- The smaller the cat is, the less water it will need, meaning that it can last longer without water than larger and older cats can.
The amount of activity your cat gets will influence this as well. While cats may not sweat in the same way that people do, cats do sweat. As with people, when cats sweat, they lose some degree of moisture through the sweat’s contents.
Naturally, the cat will need to replace that content. If it is particularly hot where the cat is or if the cat has recently been active enough to work up a sweat, it is going to need more water than other cats.
This will lead to the cat not being able to survive as long without water, so you will need to keep the activity level and the temperature in mind when you are trying to decide how long your cat could potentially last without any fresh water.
What Happens to a Dehydrated Cat?
As with most other living beings, dehydration can quickly become deadly for your cat. It will begin with your cat becoming more vocal as it is asking for water.
Your cat knows that you are the one who provides resources, so it may begin meowing more in an effort to take your attention to the lack of water. If you aren’t there, the cat may just meow to nobody in particular, perhaps calling for assistance.
As the cat becomes more and more dehydrated, it is going to begin experiencing signs of severe dehydration.
Signs of Dehydration in Cats
The next stage of dehydration in cats will show itself through constipation and dry gums, although if you are not there and examining the cat, this may not be readily obvious.
Constipation in cats can be determined by the quality of the feces as well as whether or not it is evident that the cat was straining to pass the feces (meowing while doing so).
Dry gums can be checked by physically touching the gums. As the dehydration gets worse, your cat will begin vomiting.
This has an unfortunate effect on dehydrated cats, as vomiting expels even more of the body’s remaining fluids, worsening the cat’s condition further. When this happens, it begins a cycle of vomiting until your cat has depleted most of its bodily fluids.
At this stage, your cat may begin to pant in an effort to try and cool itself down, especially if the dehydration is caused by excess heat. The cat will become lethargic, slow, and sleeping. As it loses the energy to move around and search for a source of water, if you are still interacting with the cat, it will become moody.
Most cat owners are well aware of the fact that a moody cat has a tendency to mean an aggressive and fearful cat. If you are trying to approach a dehydrated cat, you may have to be prepared for claws and teeth.
From here, the lethargy will worsen and progress into unresponsiveness, quickly escalating into a loss of life if the dehydration isn’t treated immediately.
Move Quickly to Quench Your Cat’s Thirst
The sooner the dehydration is treated, the quicker the vets can work on reversing some of the damage caused by the lack of water in the body. Usually, when it reaches the degree of the cat being unresponsive, there’s a chance that some of the damage may be irreversible and this should be discussed with the vet who is treating your cat.
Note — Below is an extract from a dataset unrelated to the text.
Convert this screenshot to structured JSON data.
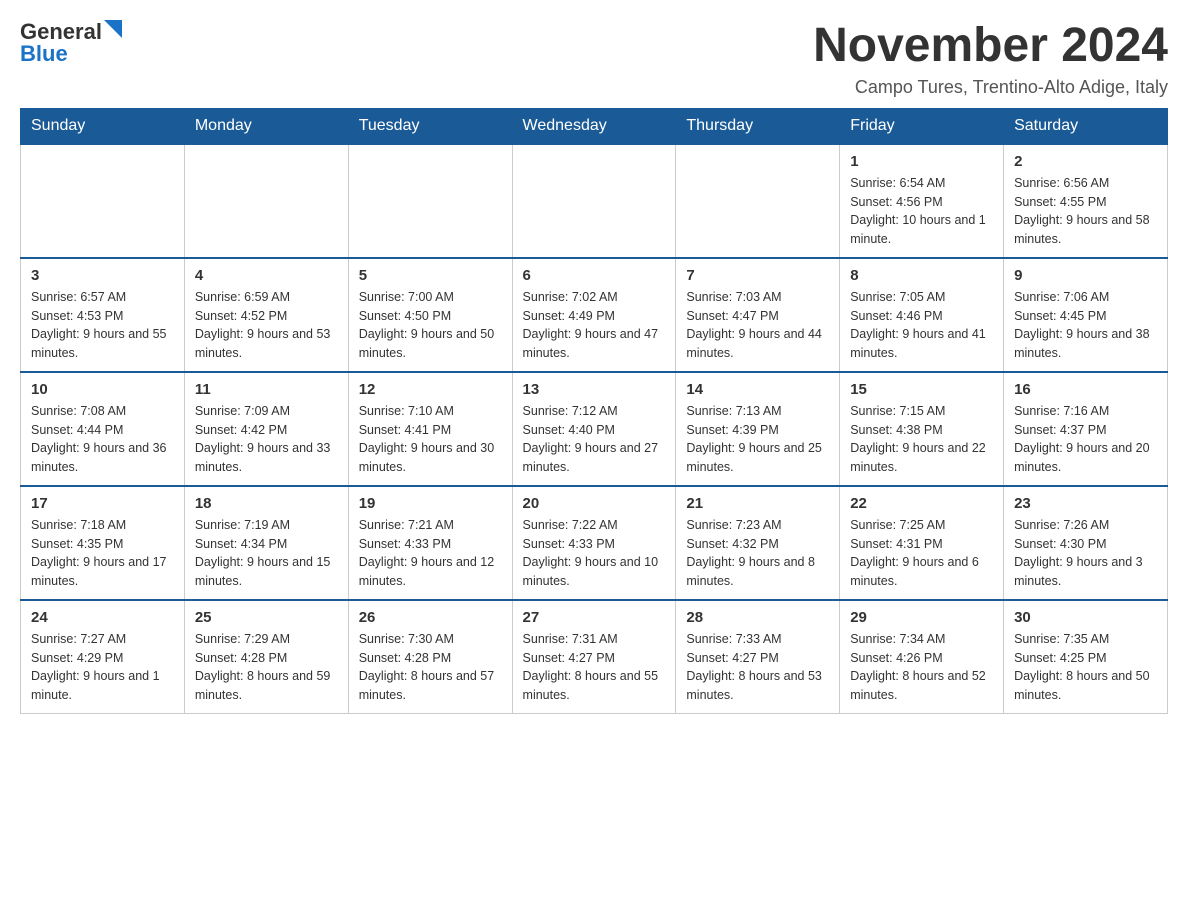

These are all the signs you should look for if you suspect that your cat has been without water for a couple days and you want to make sure that the cat is able to get through it.